There is substantial reward for behaving in accordance with our deepest values: authenticity, conviction, long-term wellbeing. And there are painful reminders for ignoring or violating our deepest values: guilt, shame, anxiety, regret, feeling inadequate, or unlovable - whenever we fail to be caring, compassionate, protective, or loyal to the people we love. Unfortunately, we tend to blame these reminders on our partners (She’s laying a guilt trip on me!”), instead of viewing them for what they are: motivations to remain true to our deeper values. This is why blame never yields wellbeing and eventually makes us feel worse, as long as we continue to violate or ignore our more humane values.
Binocular vision is the ability to hold our partner's perspectives alongside our own, see ourselves through our partners’ eyes, and read our partner’s reactions to understand and compensate for our blind spots, which are things we inadvertently do to undercut our interactions or harm our relationships. With binocular vision, the heart of communication is to understand the partner’s perspective more fully, rather than control, manipulate, or negatively label it.

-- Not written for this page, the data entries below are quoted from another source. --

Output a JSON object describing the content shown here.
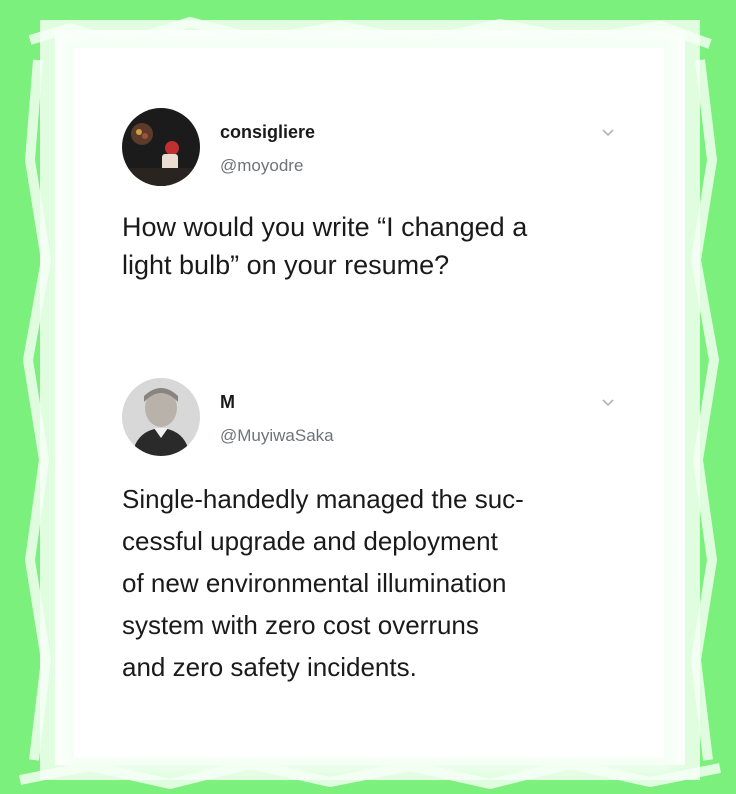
{
  "tweets": [
    {
      "display_name": "consigliere",
      "handle": "@moyodre",
      "text": "How would you write “I changed a\nlight bulb” on your resume?",
      "avatar_icon": "profile-avatar-icon",
      "menu_icon": "chevron-down-icon"
    },
    {
      "display_name": "M",
      "handle": "@MuyiwaSaka",
      "text": "Single-handedly managed the suc-\ncessful upgrade and deployment\nof new environmental illumination\nsystem with zero cost overruns\nand zero safety incidents.",
      "avatar_icon": "profile-avatar-icon",
      "menu_icon": "chevron-down-icon"
    }
  ],
  "colors": {
    "frame_green": "#7cf07c",
    "card_bg": "#ffffff",
    "text_primary": "#1a1a1a",
    "text_secondary": "#6e7479"
  }
}
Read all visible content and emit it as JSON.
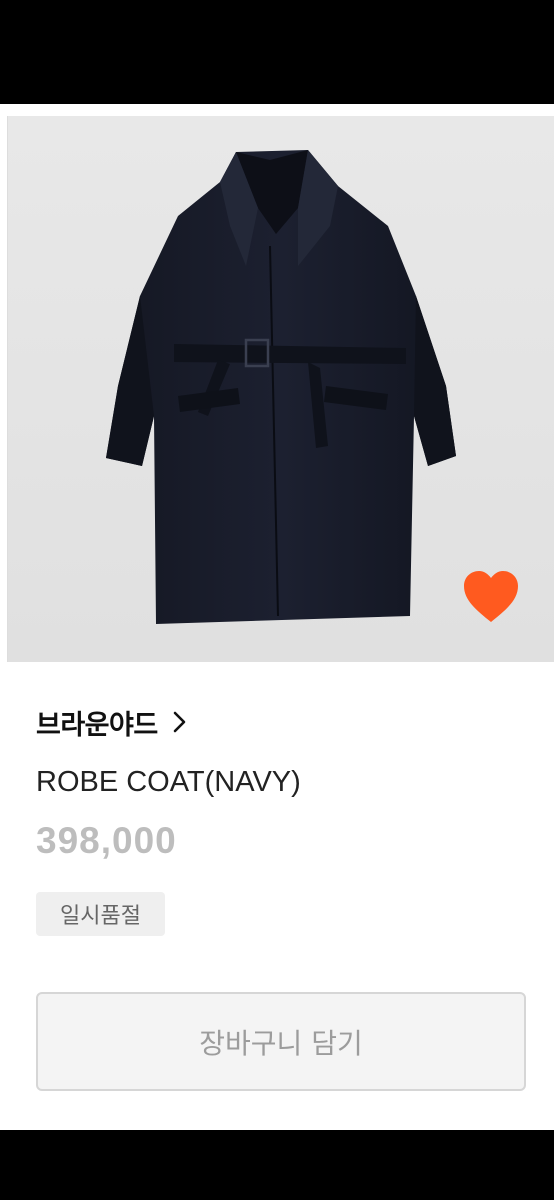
{
  "product": {
    "image_icon": "navy-robe-coat-photo",
    "wishlist_icon": "heart-icon",
    "wishlist_color": "#ff5a1f",
    "brand": "브라운야드",
    "brand_chevron_icon": "chevron-right-icon",
    "name": "ROBE COAT(NAVY)",
    "price": "398,000",
    "status": "일시품절"
  },
  "actions": {
    "add_to_cart_label": "장바구니 담기"
  }
}
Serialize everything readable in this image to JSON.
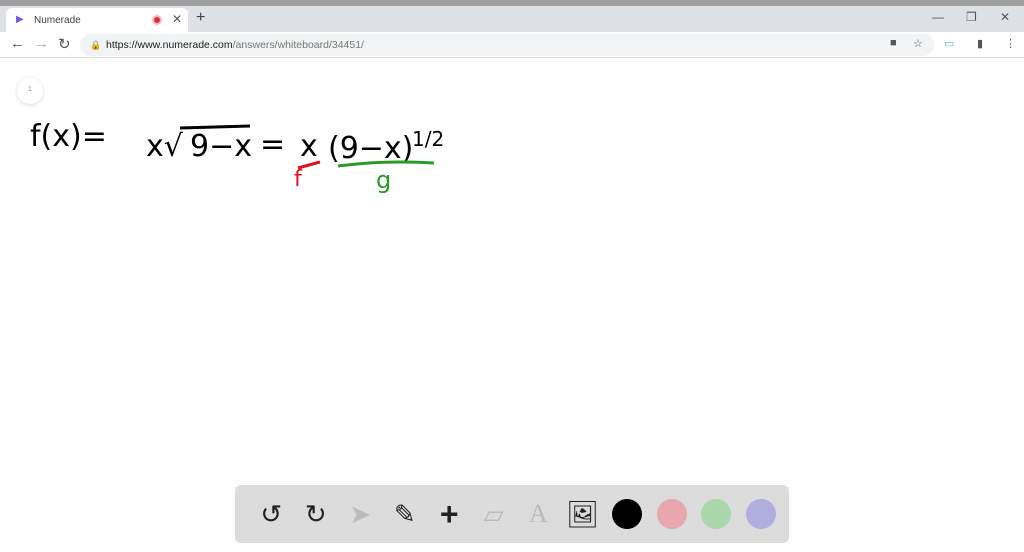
{
  "browser": {
    "tab_title": "Numerade",
    "url_host": "https://www.numerade.com",
    "url_path": "/answers/whiteboard/34451/"
  },
  "whiteboard": {
    "page_number": "1",
    "lhs": "f(x)=",
    "expr1": "x√",
    "radicand": "9−x",
    "eq": "=",
    "x_term": "x",
    "x_label": "f",
    "paren": "(9−x)",
    "exponent": "1/2",
    "paren_label": "g"
  },
  "toolbar": {
    "tools": [
      "undo",
      "redo",
      "select",
      "pencil",
      "add",
      "eraser",
      "text",
      "image"
    ],
    "colors": [
      "#000000",
      "#e8a6ad",
      "#a9d6aa",
      "#b0addf"
    ]
  }
}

Never trust your own perspective, if you cannot see your partner’s alongside it. Even if very accurate, your perspective alone will provide an incomplete picture of your interactions. Worse, failure to see your partner’s perspective will render yours far from correct, as the brain tends to fill in gaps in data with negative attributions. In other words, you will assume the worst about your partner. Negative attributions usually start out wrong but quickly become self-fulfilling, as they intensify emotional reactivity and make both partners behave at their worst.
In our boot camps, we train participants in ways to develop new habits of self-regulation and interaction. Building new habits is crucial to repairing relationships, simply because well over 90 percent of emotional interactions between intimate partners, who live together for a significant period of time, run on autopilot, i.e., we tend to react the same way in the same contexts over and over. Under stress, habits dominate behavior. Due to state-deendent recall, when in aroused states, we're unlikely to remember what we learned in calm learning states. That's why Mr. Hyde can’t recall what Dr. Jekyll learned in self-help books or communication therapy.
Developing new habits is a tedious process, requiring high motivation to practice new behaviors daily for a period of six weeks or so – the optimal time-frame for habituation. Thus passionate commitment to a repair strategy is crucial to the recovery process.
The best way to evaluate advice on relationship repair is to test whether the recommended tactics and maneuvers advance the strategy to which you and your partner have passionately committed. If not, they are likely to undermine and subvert it.